Look for "step" in the material below and show each line that contains it.
________
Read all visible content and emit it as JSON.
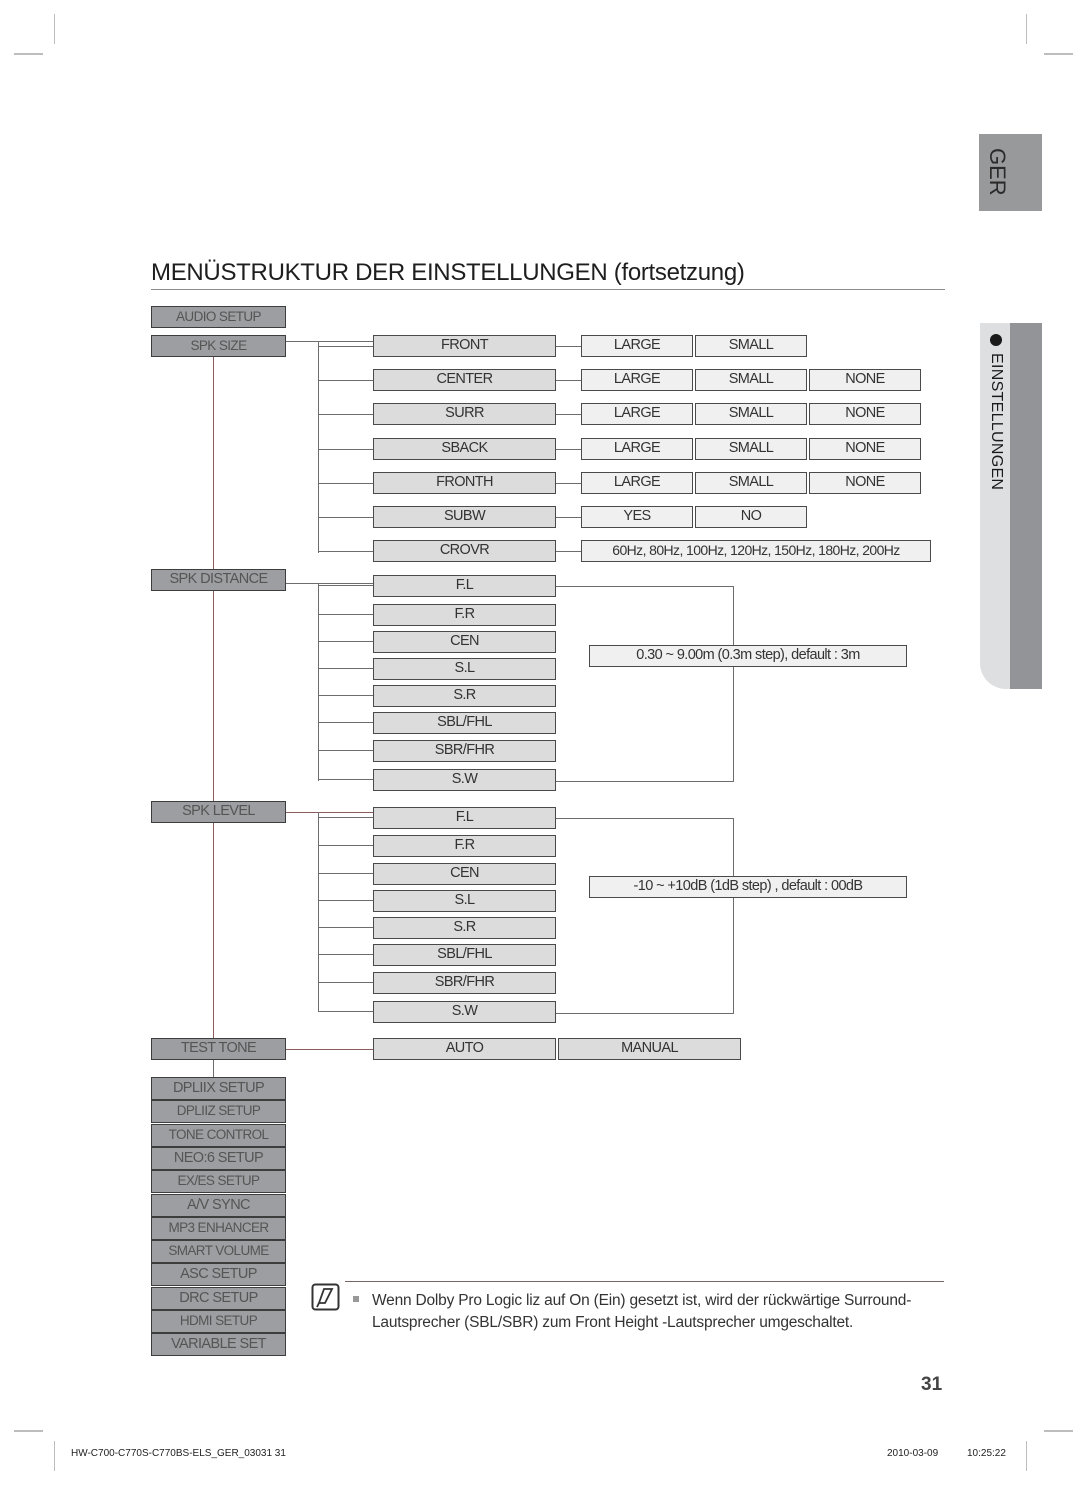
{
  "page": {
    "language_tab": "GER",
    "section_tab": "EINSTELLUNGEN",
    "title": "MENÜSTRUKTUR DER EINSTELLUNGEN (fortsetzung)",
    "page_number": "31",
    "footer": {
      "document_id": "HW-C700-C770S-C770BS-ELS_GER_03031   31",
      "date": "2010-03-09",
      "time": "10:25:22"
    }
  },
  "menu": {
    "audio_setup": "AUDIO SETUP",
    "spk_size": {
      "label": "SPK SIZE",
      "items": [
        {
          "label": "FRONT",
          "options": [
            "LARGE",
            "SMALL"
          ]
        },
        {
          "label": "CENTER",
          "options": [
            "LARGE",
            "SMALL",
            "NONE"
          ]
        },
        {
          "label": "SURR",
          "options": [
            "LARGE",
            "SMALL",
            "NONE"
          ]
        },
        {
          "label": "SBACK",
          "options": [
            "LARGE",
            "SMALL",
            "NONE"
          ]
        },
        {
          "label": "FRONTH",
          "options": [
            "LARGE",
            "SMALL",
            "NONE"
          ]
        },
        {
          "label": "SUBW",
          "options": [
            "YES",
            "NO"
          ]
        },
        {
          "label": "CROVR",
          "options": [
            "60Hz, 80Hz, 100Hz, 120Hz, 150Hz, 180Hz, 200Hz"
          ]
        }
      ]
    },
    "spk_distance": {
      "label": "SPK DISTANCE",
      "items": [
        "F.L",
        "F.R",
        "CEN",
        "S.L",
        "S.R",
        "SBL/FHL",
        "SBR/FHR",
        "S.W"
      ],
      "range": "0.30 ~ 9.00m (0.3m step), default : 3m"
    },
    "spk_level": {
      "label": "SPK LEVEL",
      "items": [
        "F.L",
        "F.R",
        "CEN",
        "S.L",
        "S.R",
        "SBL/FHL",
        "SBR/FHR",
        "S.W"
      ],
      "range": "-10 ~ +10dB (1dB step) , default : 00dB"
    },
    "test_tone": {
      "label": "TEST TONE",
      "options": [
        "AUTO",
        "MANUAL"
      ]
    },
    "other_items": [
      "DPLIIX SETUP",
      "DPLIIZ SETUP",
      "TONE CONTROL",
      "NEO:6 SETUP",
      "EX/ES SETUP",
      "A/V SYNC",
      "MP3 ENHANCER",
      "SMART VOLUME",
      "ASC SETUP",
      "DRC SETUP",
      "HDMI SETUP",
      "VARIABLE SET"
    ]
  },
  "note": {
    "icon": "note-pencil-icon",
    "line1": "Wenn Dolby Pro Logic liz auf On (Ein) gesetzt ist, wird der rückwärtige Surround-",
    "line2": "Lautsprecher (SBL/SBR) zum Front Height -Lautsprecher umgeschaltet."
  }
}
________
* _Expected answer_:
      "range": "0.30 ~ 9.00m (0.3m step), default : 3m"
      "range": "-10 ~ +10dB (1dB step) , default : 00dB"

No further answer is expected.